Last night I got a demo of Inkling, an online "prediction market." In this market, you invest fake money (all users start with a bankroll of a pretend $5,000) in verifiable ideas, such as, "Cars will have a U.S. box office opening weekend over $63 million," or "June 2006 will be the hottest on record." Why bother? Because you can win more fake money, which is good for your ego and which may also be redeemable at some point for something physical (such as a stuffed animal, perhaps).
This has been done before. There are several idea markets [see this good rundown on Mashable.com], including specialized ones such as the Hollywood Stock Exchange. It's a game, too, but marketers use it to gauge the potential success or failure of a project; if movie junkies are buying into the Cars stock, theoretically they represent the wisdom of the larger crowd of the moviegoing public, and the movie should do well. The full explanation of this theory can be found in James Surowiecki's The Wisdom of the Crowds.
But with play money, as others have written, you gamble poorly. You need some skin in the game for your fake stock purchases to matter, and to this end, Inkling is trying to sell its prediction market technology to corporations. The thinking here is that employees in a company are likely to be smarter, as a group, than any executive or committee. Will hemlines rise or fall? Which material will be less expensive to build our airliner out of, carbon fiber or aluminum? Which economy is going to expand faster: China or Europe? If employees were to put their reputations on the line by making calls on business issues like these, and then if they were recognized (with bonuses or raises) for accuracy, it would definitely encourage them to think critically about these topics. And it would give a corporation a decent view into the wisdom of its entire consciousness.
Other companies, such as Tacit, are in the business of mining the information stored in the enterprise by evaluating e-mail archives and the communication traffic between employees, then connecting them to each other.

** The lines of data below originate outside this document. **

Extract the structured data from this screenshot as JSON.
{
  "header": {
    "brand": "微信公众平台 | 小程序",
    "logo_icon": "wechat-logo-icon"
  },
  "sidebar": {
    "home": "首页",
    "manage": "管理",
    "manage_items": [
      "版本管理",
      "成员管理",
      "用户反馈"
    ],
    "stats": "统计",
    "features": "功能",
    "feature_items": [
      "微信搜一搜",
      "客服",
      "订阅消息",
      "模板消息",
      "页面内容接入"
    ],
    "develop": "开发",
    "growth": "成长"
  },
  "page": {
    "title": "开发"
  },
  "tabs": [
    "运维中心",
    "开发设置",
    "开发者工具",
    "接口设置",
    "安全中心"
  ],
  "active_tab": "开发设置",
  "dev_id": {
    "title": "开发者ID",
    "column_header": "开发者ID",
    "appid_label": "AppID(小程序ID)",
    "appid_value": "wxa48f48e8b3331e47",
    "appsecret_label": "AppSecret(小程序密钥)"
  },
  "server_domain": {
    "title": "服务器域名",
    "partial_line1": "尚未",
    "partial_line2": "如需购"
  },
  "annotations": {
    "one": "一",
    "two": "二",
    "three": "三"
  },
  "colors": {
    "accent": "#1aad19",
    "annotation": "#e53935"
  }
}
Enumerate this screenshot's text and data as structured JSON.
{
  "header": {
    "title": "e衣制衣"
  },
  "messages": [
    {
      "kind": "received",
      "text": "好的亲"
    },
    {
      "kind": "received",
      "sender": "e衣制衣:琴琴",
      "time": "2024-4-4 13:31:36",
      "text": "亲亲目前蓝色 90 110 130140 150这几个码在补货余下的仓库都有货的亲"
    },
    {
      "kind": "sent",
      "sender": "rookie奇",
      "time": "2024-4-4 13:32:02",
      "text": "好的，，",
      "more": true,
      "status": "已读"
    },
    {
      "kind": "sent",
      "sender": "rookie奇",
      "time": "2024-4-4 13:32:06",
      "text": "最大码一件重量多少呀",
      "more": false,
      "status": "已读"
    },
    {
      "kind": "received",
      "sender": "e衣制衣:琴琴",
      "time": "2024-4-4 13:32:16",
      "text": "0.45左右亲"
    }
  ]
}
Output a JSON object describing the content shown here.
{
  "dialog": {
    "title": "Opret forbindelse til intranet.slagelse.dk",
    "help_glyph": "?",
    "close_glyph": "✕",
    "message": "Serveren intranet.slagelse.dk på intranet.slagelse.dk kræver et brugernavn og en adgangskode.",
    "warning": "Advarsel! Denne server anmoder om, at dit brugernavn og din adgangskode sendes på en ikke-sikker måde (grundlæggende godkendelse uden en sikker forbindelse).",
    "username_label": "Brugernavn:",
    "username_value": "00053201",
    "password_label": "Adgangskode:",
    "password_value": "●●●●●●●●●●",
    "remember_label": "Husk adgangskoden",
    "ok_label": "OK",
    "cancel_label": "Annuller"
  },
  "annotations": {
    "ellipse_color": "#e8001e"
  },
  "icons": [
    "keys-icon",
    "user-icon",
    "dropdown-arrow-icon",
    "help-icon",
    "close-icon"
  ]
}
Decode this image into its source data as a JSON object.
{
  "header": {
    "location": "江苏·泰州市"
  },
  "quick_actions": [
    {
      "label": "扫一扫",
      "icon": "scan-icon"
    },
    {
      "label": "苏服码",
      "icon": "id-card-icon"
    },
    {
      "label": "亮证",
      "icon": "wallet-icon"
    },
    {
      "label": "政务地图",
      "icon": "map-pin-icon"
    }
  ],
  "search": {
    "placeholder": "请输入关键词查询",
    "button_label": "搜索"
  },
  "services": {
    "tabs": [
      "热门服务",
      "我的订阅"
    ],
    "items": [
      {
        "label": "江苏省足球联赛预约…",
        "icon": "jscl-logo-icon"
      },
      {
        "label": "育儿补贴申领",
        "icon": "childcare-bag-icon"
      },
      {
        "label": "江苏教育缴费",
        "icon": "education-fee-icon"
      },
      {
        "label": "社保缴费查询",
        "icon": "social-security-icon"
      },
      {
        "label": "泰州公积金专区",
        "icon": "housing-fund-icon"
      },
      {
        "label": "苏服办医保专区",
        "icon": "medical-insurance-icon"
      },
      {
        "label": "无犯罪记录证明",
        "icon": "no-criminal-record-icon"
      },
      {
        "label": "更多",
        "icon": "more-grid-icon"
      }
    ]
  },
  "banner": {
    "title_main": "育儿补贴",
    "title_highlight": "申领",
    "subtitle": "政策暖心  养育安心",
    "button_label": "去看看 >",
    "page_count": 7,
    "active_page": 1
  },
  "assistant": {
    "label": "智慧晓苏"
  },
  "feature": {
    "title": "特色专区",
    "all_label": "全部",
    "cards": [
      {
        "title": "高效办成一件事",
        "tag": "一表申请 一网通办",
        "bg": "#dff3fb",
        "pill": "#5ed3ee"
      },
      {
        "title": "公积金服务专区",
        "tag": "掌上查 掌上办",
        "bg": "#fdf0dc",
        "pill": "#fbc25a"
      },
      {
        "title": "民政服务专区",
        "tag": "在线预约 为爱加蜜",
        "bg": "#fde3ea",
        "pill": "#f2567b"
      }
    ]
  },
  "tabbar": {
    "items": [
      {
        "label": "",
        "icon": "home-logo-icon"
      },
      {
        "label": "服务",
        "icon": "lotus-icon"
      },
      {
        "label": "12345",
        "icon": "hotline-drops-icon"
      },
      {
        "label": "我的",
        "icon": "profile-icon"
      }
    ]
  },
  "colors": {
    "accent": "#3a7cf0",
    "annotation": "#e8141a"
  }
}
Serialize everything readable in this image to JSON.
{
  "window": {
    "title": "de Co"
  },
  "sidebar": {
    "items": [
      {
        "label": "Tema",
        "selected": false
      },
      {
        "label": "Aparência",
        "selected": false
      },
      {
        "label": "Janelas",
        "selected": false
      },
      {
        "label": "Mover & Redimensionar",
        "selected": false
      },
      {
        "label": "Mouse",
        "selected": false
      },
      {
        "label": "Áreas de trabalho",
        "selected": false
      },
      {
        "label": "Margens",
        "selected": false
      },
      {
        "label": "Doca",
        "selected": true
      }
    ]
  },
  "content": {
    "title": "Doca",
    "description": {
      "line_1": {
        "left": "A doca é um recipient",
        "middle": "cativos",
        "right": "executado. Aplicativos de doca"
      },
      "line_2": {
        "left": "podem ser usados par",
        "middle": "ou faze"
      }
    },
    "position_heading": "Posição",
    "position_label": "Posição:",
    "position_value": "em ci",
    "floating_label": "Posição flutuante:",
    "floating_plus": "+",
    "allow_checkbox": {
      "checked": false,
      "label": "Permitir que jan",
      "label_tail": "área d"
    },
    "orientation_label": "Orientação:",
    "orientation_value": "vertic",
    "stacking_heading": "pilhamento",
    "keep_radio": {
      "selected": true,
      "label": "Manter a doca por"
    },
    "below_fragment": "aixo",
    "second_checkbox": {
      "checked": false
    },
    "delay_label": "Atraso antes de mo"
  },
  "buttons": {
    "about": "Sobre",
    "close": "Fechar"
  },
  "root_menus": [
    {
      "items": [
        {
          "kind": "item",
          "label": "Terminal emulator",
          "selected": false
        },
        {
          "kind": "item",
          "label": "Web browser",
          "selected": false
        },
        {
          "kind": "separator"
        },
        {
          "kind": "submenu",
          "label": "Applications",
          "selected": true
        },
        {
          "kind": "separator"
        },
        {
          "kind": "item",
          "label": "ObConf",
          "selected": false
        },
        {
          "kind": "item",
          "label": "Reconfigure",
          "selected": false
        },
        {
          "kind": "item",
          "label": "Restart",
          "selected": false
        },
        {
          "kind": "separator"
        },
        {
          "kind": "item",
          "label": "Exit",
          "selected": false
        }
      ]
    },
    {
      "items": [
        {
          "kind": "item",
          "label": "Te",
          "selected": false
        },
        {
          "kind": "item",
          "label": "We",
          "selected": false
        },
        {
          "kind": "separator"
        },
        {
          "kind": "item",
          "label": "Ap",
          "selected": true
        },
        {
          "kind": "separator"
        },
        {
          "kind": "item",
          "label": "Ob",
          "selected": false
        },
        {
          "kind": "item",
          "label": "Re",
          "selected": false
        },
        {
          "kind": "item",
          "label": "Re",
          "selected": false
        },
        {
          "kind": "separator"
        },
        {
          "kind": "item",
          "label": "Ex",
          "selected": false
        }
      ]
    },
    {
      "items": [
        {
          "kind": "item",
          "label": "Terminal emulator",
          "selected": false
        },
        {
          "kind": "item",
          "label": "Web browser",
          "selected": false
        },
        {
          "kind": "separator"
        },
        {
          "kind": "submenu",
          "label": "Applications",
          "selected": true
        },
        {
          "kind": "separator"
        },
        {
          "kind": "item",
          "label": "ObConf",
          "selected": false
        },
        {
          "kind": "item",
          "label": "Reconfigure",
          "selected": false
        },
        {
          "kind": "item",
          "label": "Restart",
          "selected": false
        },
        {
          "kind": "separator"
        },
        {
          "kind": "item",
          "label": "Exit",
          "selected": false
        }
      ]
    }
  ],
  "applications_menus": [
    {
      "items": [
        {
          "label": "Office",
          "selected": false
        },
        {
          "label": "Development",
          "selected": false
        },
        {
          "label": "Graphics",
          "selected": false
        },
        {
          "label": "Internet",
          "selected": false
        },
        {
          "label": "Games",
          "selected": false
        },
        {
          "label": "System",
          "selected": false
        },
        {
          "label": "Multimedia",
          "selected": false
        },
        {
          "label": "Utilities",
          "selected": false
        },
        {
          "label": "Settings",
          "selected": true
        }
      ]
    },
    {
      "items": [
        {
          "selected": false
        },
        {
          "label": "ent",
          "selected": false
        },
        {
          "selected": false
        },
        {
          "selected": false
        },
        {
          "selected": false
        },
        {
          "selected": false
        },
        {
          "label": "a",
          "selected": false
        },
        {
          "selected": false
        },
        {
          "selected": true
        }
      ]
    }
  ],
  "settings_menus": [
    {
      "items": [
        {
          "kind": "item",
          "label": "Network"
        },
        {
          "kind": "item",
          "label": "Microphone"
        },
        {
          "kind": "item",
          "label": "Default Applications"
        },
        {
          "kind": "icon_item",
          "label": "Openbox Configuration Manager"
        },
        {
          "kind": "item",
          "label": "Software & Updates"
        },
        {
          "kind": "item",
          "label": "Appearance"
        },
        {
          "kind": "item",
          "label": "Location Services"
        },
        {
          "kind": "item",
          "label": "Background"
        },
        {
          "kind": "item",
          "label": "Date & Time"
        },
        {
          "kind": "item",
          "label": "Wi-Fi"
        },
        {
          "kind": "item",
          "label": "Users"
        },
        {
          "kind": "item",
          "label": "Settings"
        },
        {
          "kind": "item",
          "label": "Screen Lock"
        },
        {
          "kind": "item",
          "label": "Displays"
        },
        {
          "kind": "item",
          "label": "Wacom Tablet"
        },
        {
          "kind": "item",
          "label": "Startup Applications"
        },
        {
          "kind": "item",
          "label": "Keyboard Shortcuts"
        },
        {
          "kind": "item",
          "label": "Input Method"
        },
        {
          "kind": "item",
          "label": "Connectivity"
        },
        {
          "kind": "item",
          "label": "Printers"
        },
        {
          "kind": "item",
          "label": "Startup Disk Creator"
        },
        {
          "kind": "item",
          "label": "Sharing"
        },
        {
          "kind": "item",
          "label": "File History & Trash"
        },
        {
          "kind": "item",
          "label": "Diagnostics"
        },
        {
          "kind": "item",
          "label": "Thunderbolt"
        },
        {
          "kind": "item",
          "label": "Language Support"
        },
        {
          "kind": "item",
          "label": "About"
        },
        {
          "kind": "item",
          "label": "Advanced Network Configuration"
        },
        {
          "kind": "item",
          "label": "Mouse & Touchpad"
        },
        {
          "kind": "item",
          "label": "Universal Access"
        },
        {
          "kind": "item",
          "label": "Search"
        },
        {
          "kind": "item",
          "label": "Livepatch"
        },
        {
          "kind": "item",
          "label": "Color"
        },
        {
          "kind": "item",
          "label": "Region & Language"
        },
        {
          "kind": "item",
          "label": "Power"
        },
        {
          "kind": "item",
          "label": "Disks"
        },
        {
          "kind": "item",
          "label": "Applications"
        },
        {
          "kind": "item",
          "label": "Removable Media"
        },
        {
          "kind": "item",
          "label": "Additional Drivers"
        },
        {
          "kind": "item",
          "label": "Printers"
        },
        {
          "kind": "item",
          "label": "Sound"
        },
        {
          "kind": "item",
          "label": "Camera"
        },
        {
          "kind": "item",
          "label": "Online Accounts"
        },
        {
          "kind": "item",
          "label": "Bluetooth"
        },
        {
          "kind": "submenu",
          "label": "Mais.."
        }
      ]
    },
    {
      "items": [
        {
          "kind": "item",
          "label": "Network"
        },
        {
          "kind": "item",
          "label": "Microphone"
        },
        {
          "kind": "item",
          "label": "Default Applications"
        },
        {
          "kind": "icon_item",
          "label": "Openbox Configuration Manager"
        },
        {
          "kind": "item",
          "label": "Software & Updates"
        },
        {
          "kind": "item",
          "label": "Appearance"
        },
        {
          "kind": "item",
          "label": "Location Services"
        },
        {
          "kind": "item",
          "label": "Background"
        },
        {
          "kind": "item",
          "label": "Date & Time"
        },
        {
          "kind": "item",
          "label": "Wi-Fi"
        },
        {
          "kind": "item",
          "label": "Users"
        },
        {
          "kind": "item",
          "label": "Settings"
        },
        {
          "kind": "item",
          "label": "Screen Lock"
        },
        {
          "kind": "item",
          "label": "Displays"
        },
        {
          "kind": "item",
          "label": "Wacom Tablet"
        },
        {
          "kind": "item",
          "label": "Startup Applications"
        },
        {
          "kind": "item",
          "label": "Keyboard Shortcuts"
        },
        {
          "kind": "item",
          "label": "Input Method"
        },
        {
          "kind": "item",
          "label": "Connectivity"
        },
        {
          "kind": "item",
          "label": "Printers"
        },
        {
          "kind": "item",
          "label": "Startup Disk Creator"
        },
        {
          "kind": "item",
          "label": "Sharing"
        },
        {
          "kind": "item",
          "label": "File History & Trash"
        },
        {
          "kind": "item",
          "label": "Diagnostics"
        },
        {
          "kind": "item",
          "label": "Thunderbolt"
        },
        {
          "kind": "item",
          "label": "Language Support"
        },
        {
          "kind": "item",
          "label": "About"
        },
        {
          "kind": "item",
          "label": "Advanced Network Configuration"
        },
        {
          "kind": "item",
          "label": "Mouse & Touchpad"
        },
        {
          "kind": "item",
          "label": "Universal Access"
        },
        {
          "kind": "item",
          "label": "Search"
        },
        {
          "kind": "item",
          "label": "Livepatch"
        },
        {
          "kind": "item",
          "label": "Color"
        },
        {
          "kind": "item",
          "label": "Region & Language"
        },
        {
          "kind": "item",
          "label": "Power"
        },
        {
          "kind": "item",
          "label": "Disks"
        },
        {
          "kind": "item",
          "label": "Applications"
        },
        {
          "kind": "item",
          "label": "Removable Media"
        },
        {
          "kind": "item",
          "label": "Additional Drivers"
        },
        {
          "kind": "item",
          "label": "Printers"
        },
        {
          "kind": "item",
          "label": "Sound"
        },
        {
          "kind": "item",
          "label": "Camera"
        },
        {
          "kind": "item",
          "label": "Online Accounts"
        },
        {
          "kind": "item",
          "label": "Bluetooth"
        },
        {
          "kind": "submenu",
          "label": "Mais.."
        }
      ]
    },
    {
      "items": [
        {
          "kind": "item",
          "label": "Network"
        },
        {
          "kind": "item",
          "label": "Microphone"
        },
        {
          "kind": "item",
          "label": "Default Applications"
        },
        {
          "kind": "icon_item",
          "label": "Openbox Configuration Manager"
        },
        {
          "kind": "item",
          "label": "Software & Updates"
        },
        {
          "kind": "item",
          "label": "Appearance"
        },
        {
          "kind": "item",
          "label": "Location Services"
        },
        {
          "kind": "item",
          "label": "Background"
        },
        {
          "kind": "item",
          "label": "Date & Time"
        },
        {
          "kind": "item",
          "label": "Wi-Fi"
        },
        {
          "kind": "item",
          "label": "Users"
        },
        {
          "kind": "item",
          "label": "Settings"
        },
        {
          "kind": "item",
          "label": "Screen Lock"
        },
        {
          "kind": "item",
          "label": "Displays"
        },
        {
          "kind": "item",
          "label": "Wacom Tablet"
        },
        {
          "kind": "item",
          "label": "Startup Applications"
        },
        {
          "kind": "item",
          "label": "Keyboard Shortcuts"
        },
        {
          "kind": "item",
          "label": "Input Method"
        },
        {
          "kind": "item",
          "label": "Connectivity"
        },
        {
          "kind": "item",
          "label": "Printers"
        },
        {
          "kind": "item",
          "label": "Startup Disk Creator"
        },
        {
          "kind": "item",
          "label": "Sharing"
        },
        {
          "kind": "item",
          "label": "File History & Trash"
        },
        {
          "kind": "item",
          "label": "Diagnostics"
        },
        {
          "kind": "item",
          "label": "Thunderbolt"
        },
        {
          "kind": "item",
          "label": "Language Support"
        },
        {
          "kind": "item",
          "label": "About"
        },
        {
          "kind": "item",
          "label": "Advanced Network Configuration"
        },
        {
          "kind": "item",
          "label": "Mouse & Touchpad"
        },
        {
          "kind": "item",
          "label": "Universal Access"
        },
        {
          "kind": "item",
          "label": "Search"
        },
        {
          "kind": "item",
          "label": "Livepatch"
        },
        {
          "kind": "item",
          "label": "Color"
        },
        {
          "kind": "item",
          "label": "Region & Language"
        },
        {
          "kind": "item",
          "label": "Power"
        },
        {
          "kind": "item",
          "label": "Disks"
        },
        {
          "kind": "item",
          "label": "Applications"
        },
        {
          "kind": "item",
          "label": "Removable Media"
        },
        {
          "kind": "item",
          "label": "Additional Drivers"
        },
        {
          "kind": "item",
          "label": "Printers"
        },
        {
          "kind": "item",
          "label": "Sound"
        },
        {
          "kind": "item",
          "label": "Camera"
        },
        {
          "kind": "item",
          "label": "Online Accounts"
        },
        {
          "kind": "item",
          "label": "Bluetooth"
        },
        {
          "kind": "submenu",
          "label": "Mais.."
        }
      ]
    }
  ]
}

That's one way to leverage what people obviously know. Another is to make it worth their while by asking them to pick which questions they want to answer and rewarding them for being right.